[Start of Attachment]

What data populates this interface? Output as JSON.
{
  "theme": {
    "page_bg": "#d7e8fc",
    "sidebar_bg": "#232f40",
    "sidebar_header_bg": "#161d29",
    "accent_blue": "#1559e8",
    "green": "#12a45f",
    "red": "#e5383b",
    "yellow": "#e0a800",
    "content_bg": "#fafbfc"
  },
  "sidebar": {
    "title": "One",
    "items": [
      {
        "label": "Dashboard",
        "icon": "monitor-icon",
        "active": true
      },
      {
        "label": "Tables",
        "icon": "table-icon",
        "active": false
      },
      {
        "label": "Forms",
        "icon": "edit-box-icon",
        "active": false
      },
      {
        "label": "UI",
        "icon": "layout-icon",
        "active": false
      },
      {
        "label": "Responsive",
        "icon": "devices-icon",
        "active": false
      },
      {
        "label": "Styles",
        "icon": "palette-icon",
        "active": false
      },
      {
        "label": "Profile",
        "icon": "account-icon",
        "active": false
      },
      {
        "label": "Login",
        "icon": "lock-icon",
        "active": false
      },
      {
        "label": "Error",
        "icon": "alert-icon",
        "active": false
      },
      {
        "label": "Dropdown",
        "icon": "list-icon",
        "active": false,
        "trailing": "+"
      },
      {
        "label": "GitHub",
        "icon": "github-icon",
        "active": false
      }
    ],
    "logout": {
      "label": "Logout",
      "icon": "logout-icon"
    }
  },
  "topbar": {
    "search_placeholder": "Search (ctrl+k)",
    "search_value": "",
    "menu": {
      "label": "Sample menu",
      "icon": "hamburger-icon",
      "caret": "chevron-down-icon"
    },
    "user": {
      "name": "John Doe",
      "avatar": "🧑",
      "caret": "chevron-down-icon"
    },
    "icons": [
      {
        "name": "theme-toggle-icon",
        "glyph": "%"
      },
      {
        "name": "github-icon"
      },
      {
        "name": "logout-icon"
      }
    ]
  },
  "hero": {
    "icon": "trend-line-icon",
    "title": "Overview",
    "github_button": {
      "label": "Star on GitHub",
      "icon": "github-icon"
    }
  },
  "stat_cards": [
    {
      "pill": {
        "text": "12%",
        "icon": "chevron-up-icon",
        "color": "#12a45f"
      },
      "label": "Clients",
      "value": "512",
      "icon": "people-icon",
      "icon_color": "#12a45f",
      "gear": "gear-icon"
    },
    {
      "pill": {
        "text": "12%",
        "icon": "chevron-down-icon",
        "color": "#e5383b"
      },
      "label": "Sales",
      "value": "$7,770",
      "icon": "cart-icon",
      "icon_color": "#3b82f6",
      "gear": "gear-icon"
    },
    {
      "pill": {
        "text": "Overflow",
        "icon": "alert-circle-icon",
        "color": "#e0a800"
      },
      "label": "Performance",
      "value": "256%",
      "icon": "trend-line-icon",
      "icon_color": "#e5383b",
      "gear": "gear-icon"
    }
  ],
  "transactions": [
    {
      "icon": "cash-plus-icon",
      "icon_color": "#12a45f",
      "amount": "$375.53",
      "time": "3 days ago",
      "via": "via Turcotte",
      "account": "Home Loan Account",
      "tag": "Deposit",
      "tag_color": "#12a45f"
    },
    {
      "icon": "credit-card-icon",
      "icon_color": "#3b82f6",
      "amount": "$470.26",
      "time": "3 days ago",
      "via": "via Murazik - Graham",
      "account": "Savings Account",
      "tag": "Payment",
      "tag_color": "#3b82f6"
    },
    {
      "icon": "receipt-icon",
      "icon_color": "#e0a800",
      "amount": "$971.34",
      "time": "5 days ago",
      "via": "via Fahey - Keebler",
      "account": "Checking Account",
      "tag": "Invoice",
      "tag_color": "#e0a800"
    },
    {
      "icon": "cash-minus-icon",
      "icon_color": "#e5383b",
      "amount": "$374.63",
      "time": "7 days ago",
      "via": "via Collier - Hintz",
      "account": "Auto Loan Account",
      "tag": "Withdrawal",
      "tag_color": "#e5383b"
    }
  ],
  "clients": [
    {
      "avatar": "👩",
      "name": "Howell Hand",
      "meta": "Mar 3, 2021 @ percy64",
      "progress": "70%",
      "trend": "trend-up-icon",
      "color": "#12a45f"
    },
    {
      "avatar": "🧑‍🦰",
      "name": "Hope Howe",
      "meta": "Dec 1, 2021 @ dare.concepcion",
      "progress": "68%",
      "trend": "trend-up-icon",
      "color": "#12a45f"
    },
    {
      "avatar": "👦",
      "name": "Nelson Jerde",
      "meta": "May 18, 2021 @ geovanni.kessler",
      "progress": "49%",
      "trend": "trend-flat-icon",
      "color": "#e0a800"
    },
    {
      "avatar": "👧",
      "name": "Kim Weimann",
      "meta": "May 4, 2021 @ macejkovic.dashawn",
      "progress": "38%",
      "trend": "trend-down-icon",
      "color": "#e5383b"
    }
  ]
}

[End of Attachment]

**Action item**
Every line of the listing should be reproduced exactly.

**Solved exercise**
What data populates this interface? Output as JSON.
{
  "theme": {
    "page_bg": "#d7e8fc",
    "sidebar_bg": "#232f40",
    "sidebar_header_bg": "#161d29",
    "accent_blue": "#1559e8",
    "green": "#12a45f",
    "red": "#e5383b",
    "yellow": "#e0a800",
    "content_bg": "#fafbfc"
  },
  "sidebar": {
    "title": "One",
    "items": [
      {
        "label": "Dashboard",
        "icon": "monitor-icon",
        "active": true
      },
      {
        "label": "Tables",
        "icon": "table-icon",
        "active": false
      },
      {
        "label": "Forms",
        "icon": "edit-box-icon",
        "active": false
      },
      {
        "label": "UI",
        "icon": "layout-icon",
        "active": false
      },
      {
        "label": "Responsive",
        "icon": "devices-icon",
        "active": false
      },
      {
        "label": "Styles",
        "icon": "palette-icon",
        "active": false
      },
      {
        "label": "Profile",
        "icon": "account-icon",
        "active": false
      },
      {
        "label": "Login",
        "icon": "lock-icon",
        "active": false
      },
      {
        "label": "Error",
        "icon": "alert-icon",
        "active": false
      },
      {
        "label": "Dropdown",
        "icon": "list-icon",
        "active": false,
        "trailing": "+"
      },
      {
        "label": "GitHub",
        "icon": "github-icon",
        "active": false
      }
    ],
    "logout": {
      "label": "Logout",
      "icon": "logout-icon"
    }
  },
  "topbar": {
    "search_placeholder": "Search (ctrl+k)",
    "search_value": "",
    "menu": {
      "label": "Sample menu",
      "icon": "hamburger-icon",
      "caret": "chevron-down-icon"
    },
    "user": {
      "name": "John Doe",
      "avatar": "🧑",
      "caret": "chevron-down-icon"
    },
    "icons": [
      {
        "name": "theme-toggle-icon",
        "glyph": "%"
      },
      {
        "name": "github-icon"
      },
      {
        "name": "logout-icon"
      }
    ]
  },
  "hero": {
    "icon": "trend-line-icon",
    "title": "Overview",
    "github_button": {
      "label": "Star on GitHub",
      "icon": "github-icon"
    }
  },
  "stat_cards": [
    {
      "pill": {
        "text": "12%",
        "icon": "chevron-up-icon",
        "color": "#12a45f"
      },
      "label": "Clients",
      "value": "512",
      "icon": "people-icon",
      "icon_color": "#12a45f",
      "gear": "gear-icon"
    },
    {
      "pill": {
        "text": "12%",
        "icon": "chevron-down-icon",
        "color": "#e5383b"
      },
      "label": "Sales",
      "value": "$7,770",
      "icon": "cart-icon",
      "icon_color": "#3b82f6",
      "gear": "gear-icon"
    },
    {
      "pill": {
        "text": "Overflow",
        "icon": "alert-circle-icon",
        "color": "#e0a800"
      },
      "label": "Performance",
      "value": "256%",
      "icon": "trend-line-icon",
      "icon_color": "#e5383b",
      "gear": "gear-icon"
    }
  ],
  "transactions": [
    {
      "icon": "cash-plus-icon",
      "icon_color": "#12a45f",
      "amount": "$375.53",
      "time": "3 days ago",
      "via": "via Turcotte",
      "account": "Home Loan Account",
      "tag": "Deposit",
      "tag_color": "#12a45f"
    },
    {
      "icon": "credit-card-icon",
      "icon_color": "#3b82f6",
      "amount": "$470.26",
      "time": "3 days ago",
      "via": "via Murazik - Graham",
      "account": "Savings Account",
      "tag": "Payment",
      "tag_color": "#3b82f6"
    },
    {
      "icon": "receipt-icon",
      "icon_color": "#e0a800",
      "amount": "$971.34",
      "time": "5 days ago",
      "via": "via Fahey - Keebler",
      "account": "Checking Account",
      "tag": "Invoice",
      "tag_color": "#e0a800"
    },
    {
      "icon": "cash-minus-icon",
      "icon_color": "#e5383b",
      "amount": "$374.63",
      "time": "7 days ago",
      "via": "via Collier - Hintz",
      "account": "Auto Loan Account",
      "tag": "Withdrawal",
      "tag_color": "#e5383b"
    }
  ],
  "clients": [
    {
      "avatar": "👩",
      "name": "Howell Hand",
      "meta": "Mar 3, 2021 @ percy64",
      "progress": "70%",
      "trend": "trend-up-icon",
      "color": "#12a45f"
    },
    {
      "avatar": "🧑‍🦰",
      "name": "Hope Howe",
      "meta": "Dec 1, 2021 @ dare.concepcion",
      "progress": "68%",
      "trend": "trend-up-icon",
      "color": "#12a45f"
    },
    {
      "avatar": "👦",
      "name": "Nelson Jerde",
      "meta": "May 18, 2021 @ geovanni.kessler",
      "progress": "49%",
      "trend": "trend-flat-icon",
      "color": "#e0a800"
    },
    {
      "avatar": "👧",
      "name": "Kim Weimann",
      "meta": "May 4, 2021 @ macejkovic.dashawn",
      "progress": "38%",
      "trend": "trend-down-icon",
      "color": "#e5383b"
    }
  ]
}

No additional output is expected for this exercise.